Rick Fienberg / TravelQuest International / Wilderness Travel
The "Diamond Ring"
The "diamond ring" appears just before the beginning of totality, when a single bright point of Sunlight — the diamond — shines through a deep valley on the Moon's limb (edge) and the inner corona — the ring — becomes visible. As the diamond vanishes, it's safe to remove your solar filters. A second diamond ring appears at the end of totality when a deep valley on the opposite side of the retreating Moon exposes a single bead of bright Sunlight that begins to wash out the corona. Put your filters back on!
But what about totality itself? Sounding like the trailer to a horror movie, but much more impressive and considerably less dangerous: day will turn into night, birds may stop singing, sunset will appear all around you, stars and planets will become visible in the darkened sky, and the otherwise hidden solar corona will become visible as white rays streaming out from around the dark lunar disk. A total solar eclipse is truly one of nature’s most amazing sights. As you get swept away, don’t forget that once the sunlight starts appearing from around the Moon, you need to put solar glasses back on.
Dennis di Cicco / Sky & Telescope
Totality as seen from Easter Island on July 11, 2010
This is a composite of short, medium, and long exposures, as no single exposure can capture the huge range of brightness exhibited by the solar corona. No filter was used during the exposures.
Let me emphasize that in terms of viewing there is a huge difference between being where the Moon blocks 100% of the Sun, the path of totality, or being where the Moon blocks 99% of the Sun. That little bit of sunlight will wipe out the more profound effects that would be seen on the totality.
Eclipses can be predicted very far in advance very accurately, but weather cannot. The specter of disappointment wields the weapon of clouds. Just a forewarning that if you do everything else right, weather can still block out an eclipse. So what are your opportunities if weather defeats you this time? Or if you just love it so much that you want to watch as many eclipses as you can? For every total solar eclipse, there are tours that will take you to the locations you need to go even if those are viewing from cruise ships in the middle of an ocean. There are people that love the experience so much that they will hunt down every possible solar eclipse.

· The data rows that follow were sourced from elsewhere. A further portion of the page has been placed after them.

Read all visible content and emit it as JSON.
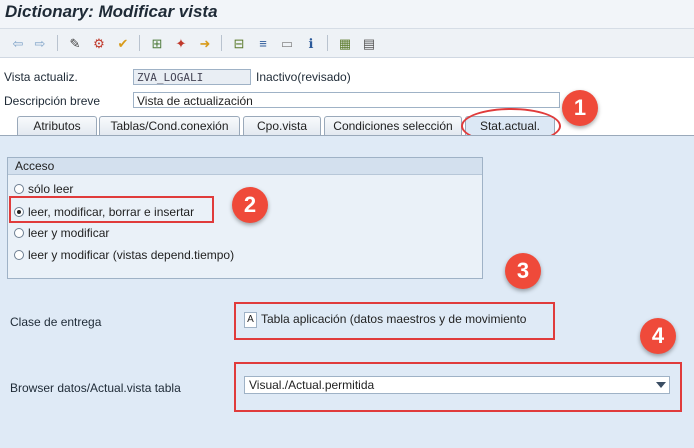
{
  "window": {
    "title": "Dictionary: Modificar vista"
  },
  "header": {
    "vista_label": "Vista actualiz.",
    "vista_value": "ZVA_LOGALI",
    "vista_status": "Inactivo(revisado)",
    "desc_label": "Descripción breve",
    "desc_value": "Vista de actualización"
  },
  "tabs": [
    {
      "label": "Atributos"
    },
    {
      "label": "Tablas/Cond.conexión"
    },
    {
      "label": "Cpo.vista"
    },
    {
      "label": "Condiciones selección"
    },
    {
      "label": "Stat.actual."
    }
  ],
  "acceso": {
    "title": "Acceso",
    "options": [
      {
        "label": "sólo leer",
        "selected": false
      },
      {
        "label": "leer, modificar, borrar e insertar",
        "selected": true
      },
      {
        "label": "leer y modificar",
        "selected": false
      },
      {
        "label": "leer y modificar (vistas depend.tiempo)",
        "selected": false
      }
    ]
  },
  "clase_entrega": {
    "label": "Clase de entrega",
    "code": "A",
    "value": "Tabla aplicación (datos maestros y de movimiento"
  },
  "browser": {
    "label": "Browser datos/Actual.vista tabla",
    "selected": "Visual./Actual.permitida"
  },
  "annotations": [
    "1",
    "2",
    "3",
    "4"
  ],
  "colors": {
    "annotation": "#ef4a3a",
    "content_bg": "#dfeaf6"
  }
}
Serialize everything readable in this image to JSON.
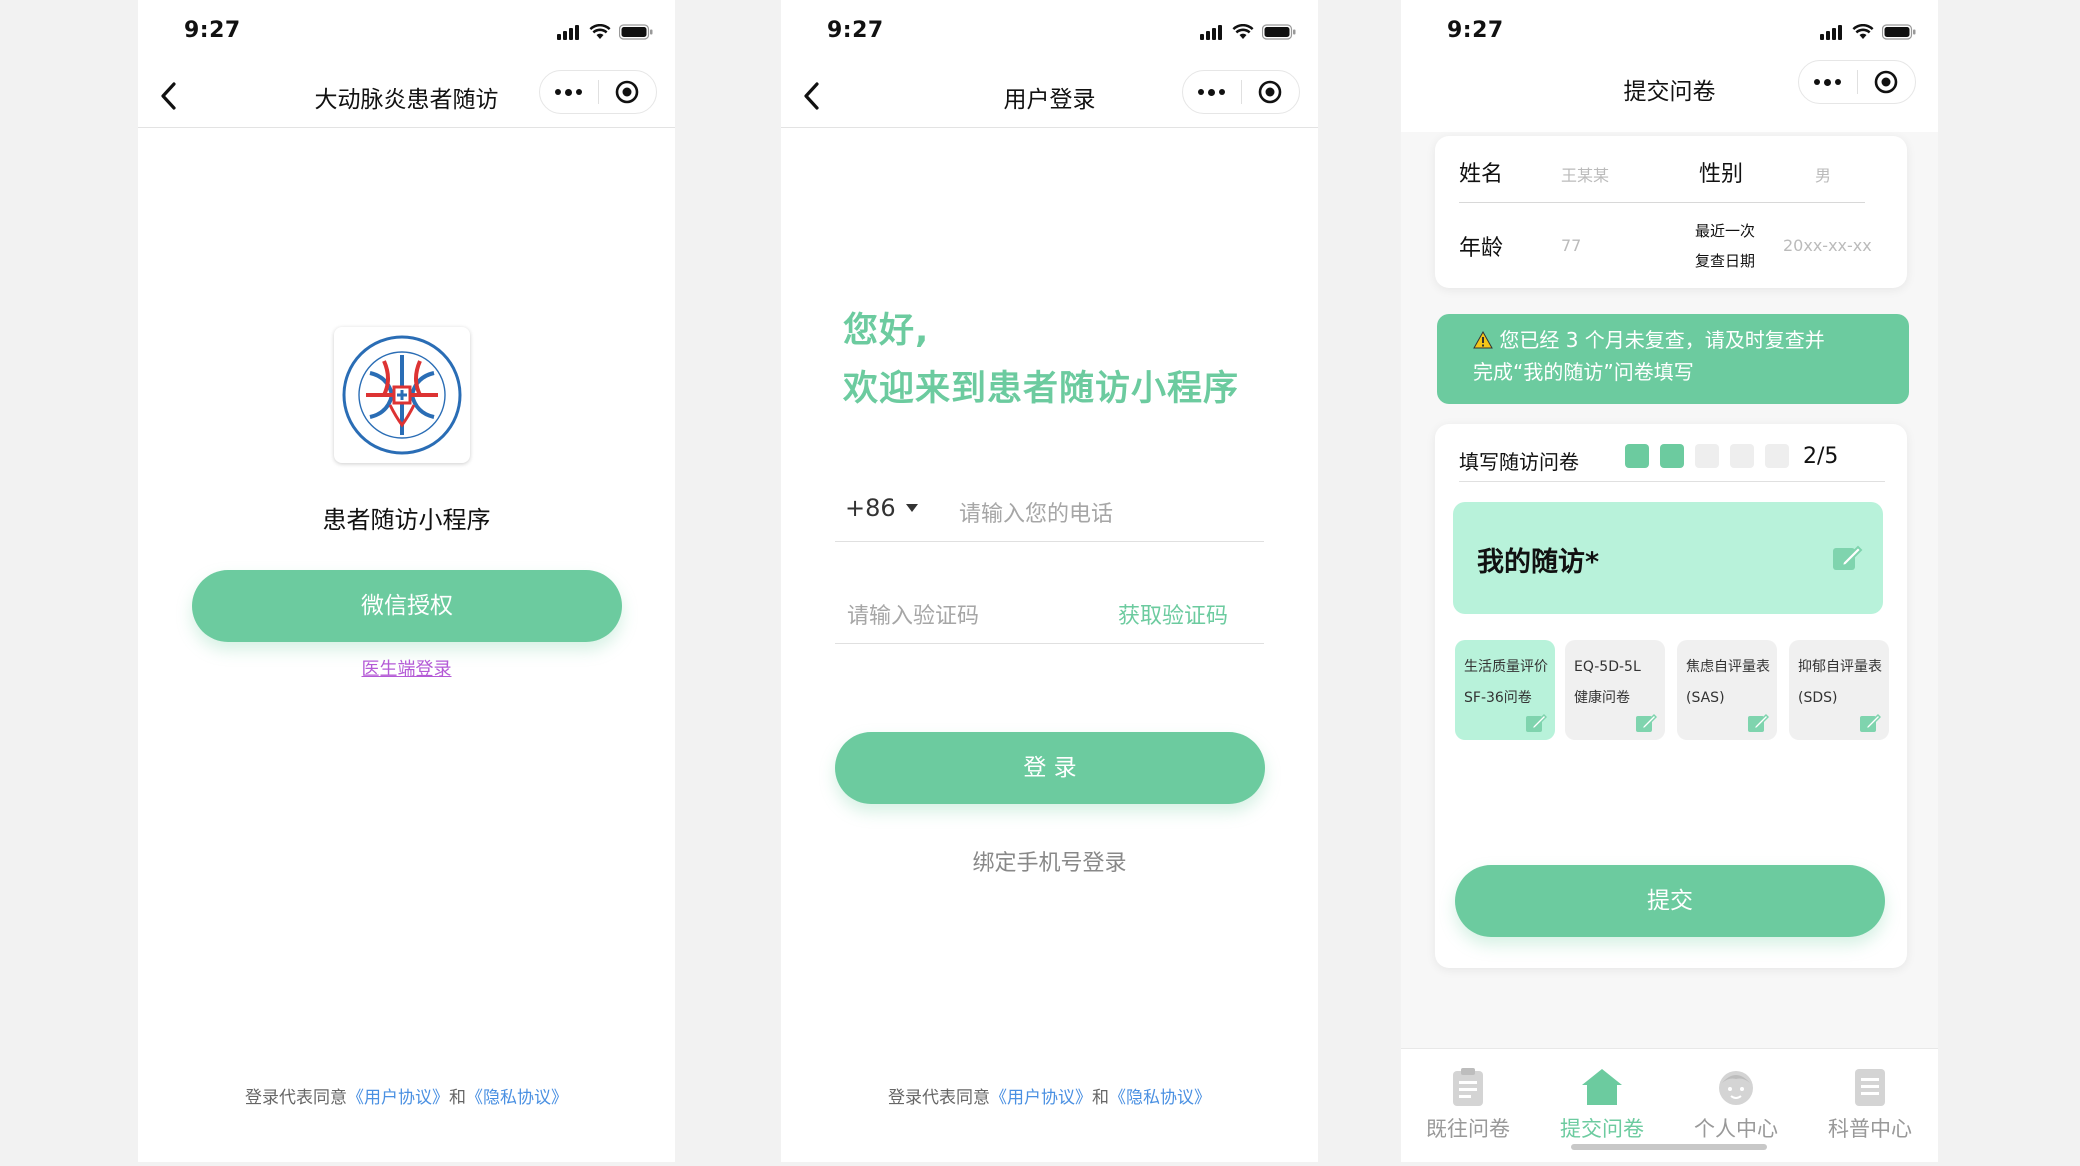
{
  "status_bar": {
    "time": "9:27"
  },
  "screen1": {
    "nav_title": "大动脉炎患者随访",
    "app_name": "患者随访小程序",
    "wechat_auth_button": "微信授权",
    "doctor_login_link": "医生端登录",
    "agreement": {
      "prefix": "登录代表同意",
      "user_agreement": "《用户协议》",
      "and": "和",
      "privacy_agreement": "《隐私协议》"
    }
  },
  "screen2": {
    "nav_title": "用户登录",
    "greeting_line1": "您好,",
    "greeting_line2": "欢迎来到患者随访小程序",
    "country_code": "+86",
    "phone_placeholder": "请输入您的电话",
    "code_placeholder": "请输入验证码",
    "get_code_button": "获取验证码",
    "login_button": "登 录",
    "bind_phone_link": "绑定手机号登录",
    "agreement": {
      "prefix": "登录代表同意",
      "user_agreement": "《用户协议》",
      "and": "和",
      "privacy_agreement": "《隐私协议》"
    }
  },
  "screen3": {
    "nav_title": "提交问卷",
    "info": {
      "name_label": "姓名",
      "name_value": "王某某",
      "gender_label": "性别",
      "gender_value": "男",
      "age_label": "年龄",
      "age_value": "77",
      "last_check_label_line1": "最近一次",
      "last_check_label_line2": "复查日期",
      "last_check_value": "20xx-xx-xx"
    },
    "warning": {
      "icon": "warning-icon",
      "line1": "您已经 3 个月未复查，请及时复查并",
      "line2": "完成“我的随访”问卷填写"
    },
    "progress": {
      "label": "填写随访问卷",
      "completed": 2,
      "total": 5,
      "text": "2/5"
    },
    "my_followup": {
      "title": "我的随访*"
    },
    "questionnaires": [
      {
        "line1": "生活质量评价",
        "line2": "SF-36问卷",
        "active": true
      },
      {
        "line1": "EQ-5D-5L",
        "line2": "健康问卷",
        "active": false
      },
      {
        "line1": "焦虑自评量表",
        "line2": "(SAS)",
        "active": false
      },
      {
        "line1": "抑郁自评量表",
        "line2": "(SDS)",
        "active": false
      }
    ],
    "submit_button": "提交",
    "tabs": [
      {
        "label": "既往问卷",
        "icon": "clipboard-icon",
        "active": false
      },
      {
        "label": "提交问卷",
        "icon": "home-icon",
        "active": true
      },
      {
        "label": "个人中心",
        "icon": "baby-face-icon",
        "active": false
      },
      {
        "label": "科普中心",
        "icon": "document-icon",
        "active": false
      }
    ]
  },
  "colors": {
    "accent": "#6ccb9f",
    "accent_light": "#b8f2da",
    "link_blue": "#4a90e2",
    "doctor_link": "#b45ad6"
  }
}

The next total solar eclipse is July 2, 2019 and it will be visible from portions of Argentina and Chile. Those of us in America also don’t need to wait too long for another American total solar eclipse, at least as these things go. April 8, 2024 a total solar eclipse will cross the central United States as well as portions Mexico and Canada. Also, keep in mind that there will also be numerous online streaming events that you can follow live during the solar eclipse.

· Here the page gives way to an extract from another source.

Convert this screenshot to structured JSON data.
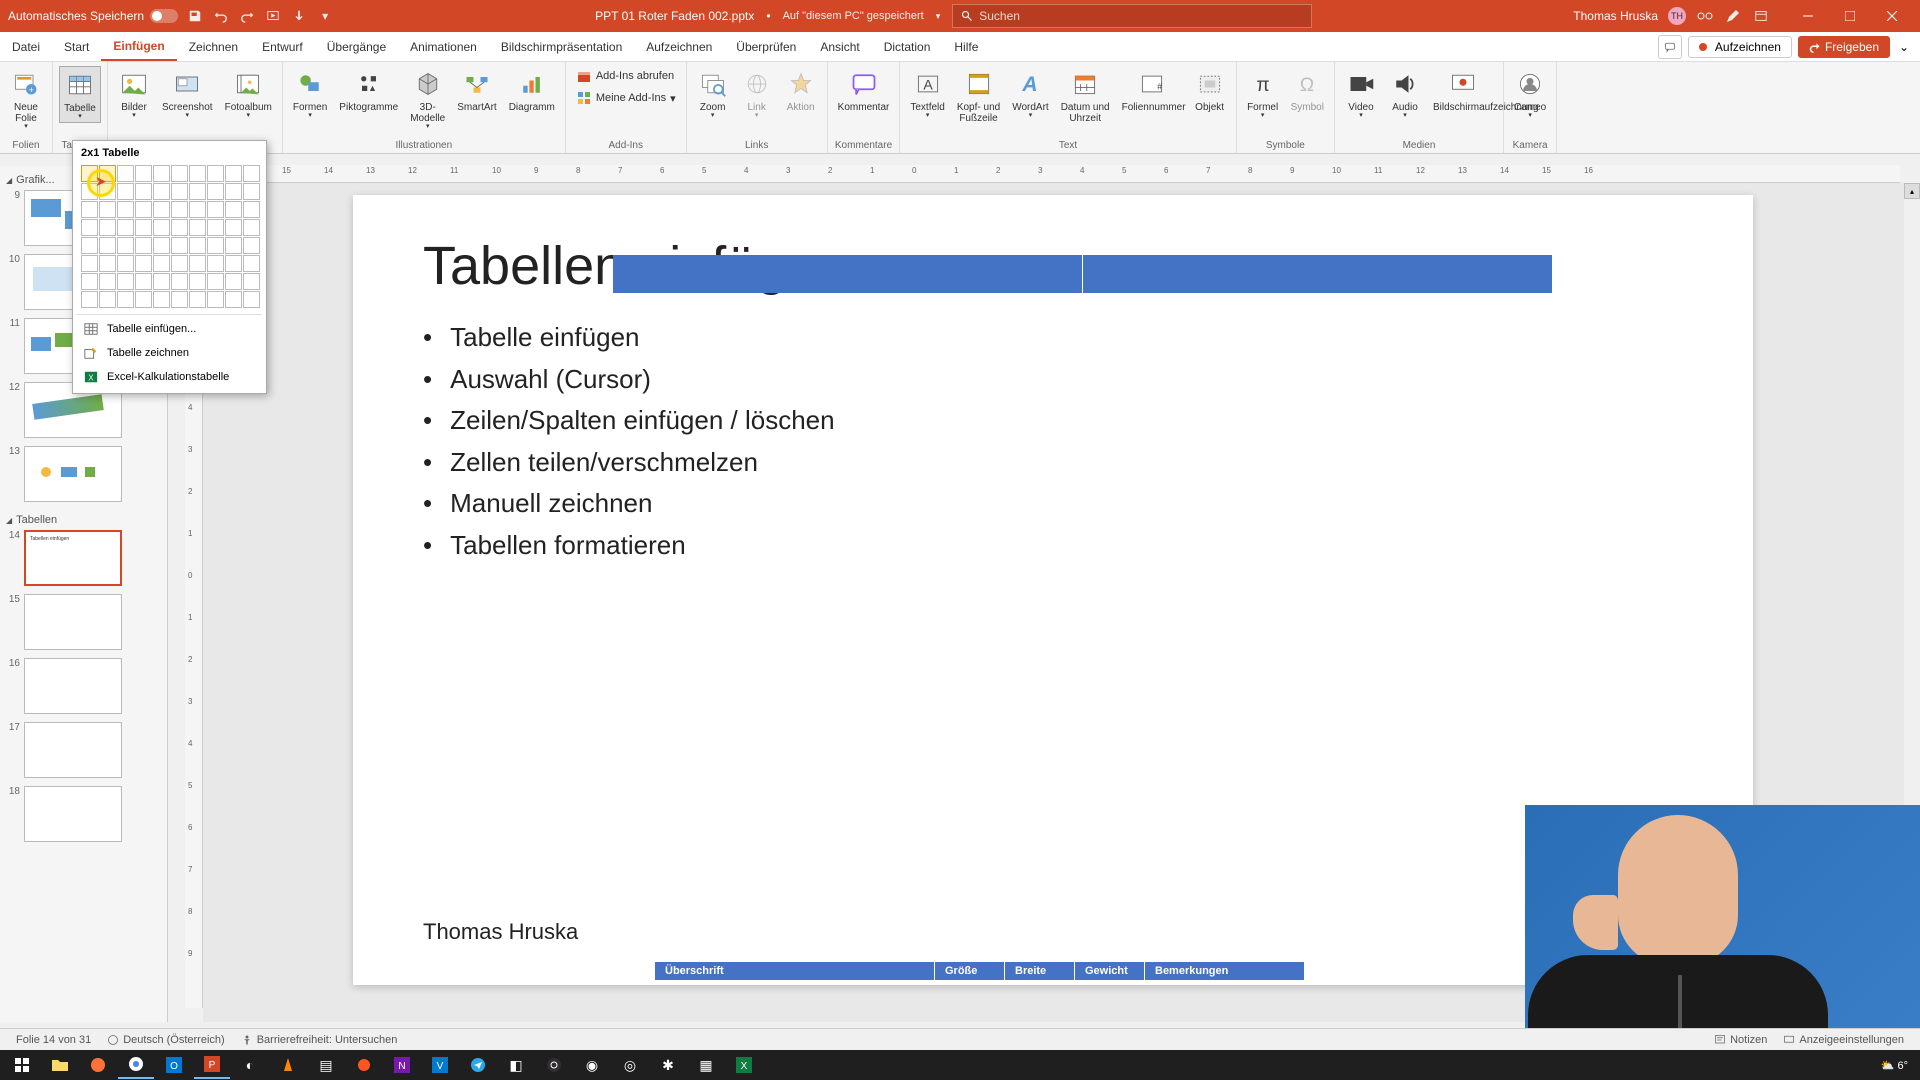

Solar eclipses, particularly total solar eclipses, are spectacular displays put on by the cosmos. It may be challenging to get reservations along the path of totality at this point, but well worth the effort. Whether you are able to watch the partial eclipse, the total eclipse, or have to watch online, I hope you enjoy this cosmic spectacle.